> **Work required**:
Could you repeat every record below exactly, leaving out the pictures?

━━━ Given data

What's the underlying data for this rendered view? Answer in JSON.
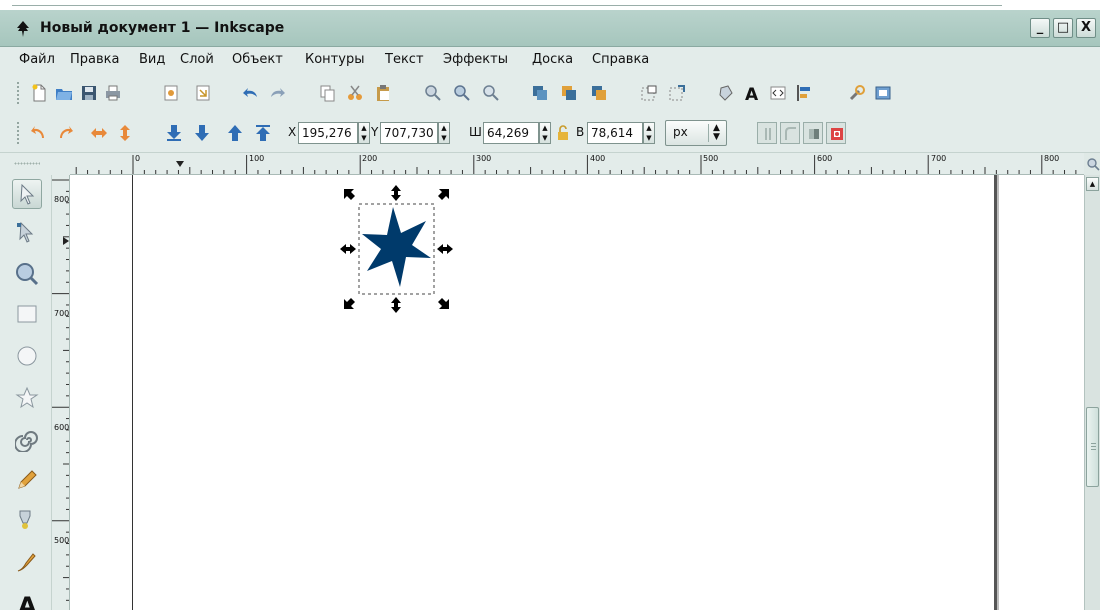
{
  "window": {
    "title": "Новый документ 1 — Inkscape",
    "minimize": "_",
    "maximize": "□",
    "close": "X"
  },
  "menu": [
    "Файл",
    "Правка",
    "Вид",
    "Слой",
    "Объект",
    "Контуры",
    "Текст",
    "Эффекты",
    "Доска",
    "Справка"
  ],
  "selection_toolbar": {
    "x_label": "X",
    "x_value": "195,276",
    "y_label": "Y",
    "y_value": "707,730",
    "w_label": "Ш",
    "w_value": "64,269",
    "h_label": "В",
    "h_value": "78,614",
    "unit": "px"
  },
  "ruler": {
    "h_labels": [
      "0",
      "100",
      "200",
      "300",
      "400",
      "500",
      "600",
      "700",
      "800"
    ],
    "v_labels": [
      "800",
      "700",
      "600",
      "500"
    ]
  },
  "object": {
    "shape": "star",
    "color": "#003a6b"
  },
  "colors": {
    "accent": "#003a6b",
    "chrome": "#e3ecea",
    "titlebar": "#b0ccc5"
  }
}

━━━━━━

> **Answer below**:
What's the underlying data for this rendered view? Answer in JSON.
{
  "window": {
    "title": "Новый документ 1 — Inkscape",
    "minimize": "_",
    "maximize": "□",
    "close": "X"
  },
  "menu": [
    "Файл",
    "Правка",
    "Вид",
    "Слой",
    "Объект",
    "Контуры",
    "Текст",
    "Эффекты",
    "Доска",
    "Справка"
  ],
  "selection_toolbar": {
    "x_label": "X",
    "x_value": "195,276",
    "y_label": "Y",
    "y_value": "707,730",
    "w_label": "Ш",
    "w_value": "64,269",
    "h_label": "В",
    "h_value": "78,614",
    "unit": "px"
  },
  "ruler": {
    "h_labels": [
      "0",
      "100",
      "200",
      "300",
      "400",
      "500",
      "600",
      "700",
      "800"
    ],
    "v_labels": [
      "800",
      "700",
      "600",
      "500"
    ]
  },
  "object": {
    "shape": "star",
    "color": "#003a6b"
  },
  "colors": {
    "accent": "#003a6b",
    "chrome": "#e3ecea",
    "titlebar": "#b0ccc5"
  }
}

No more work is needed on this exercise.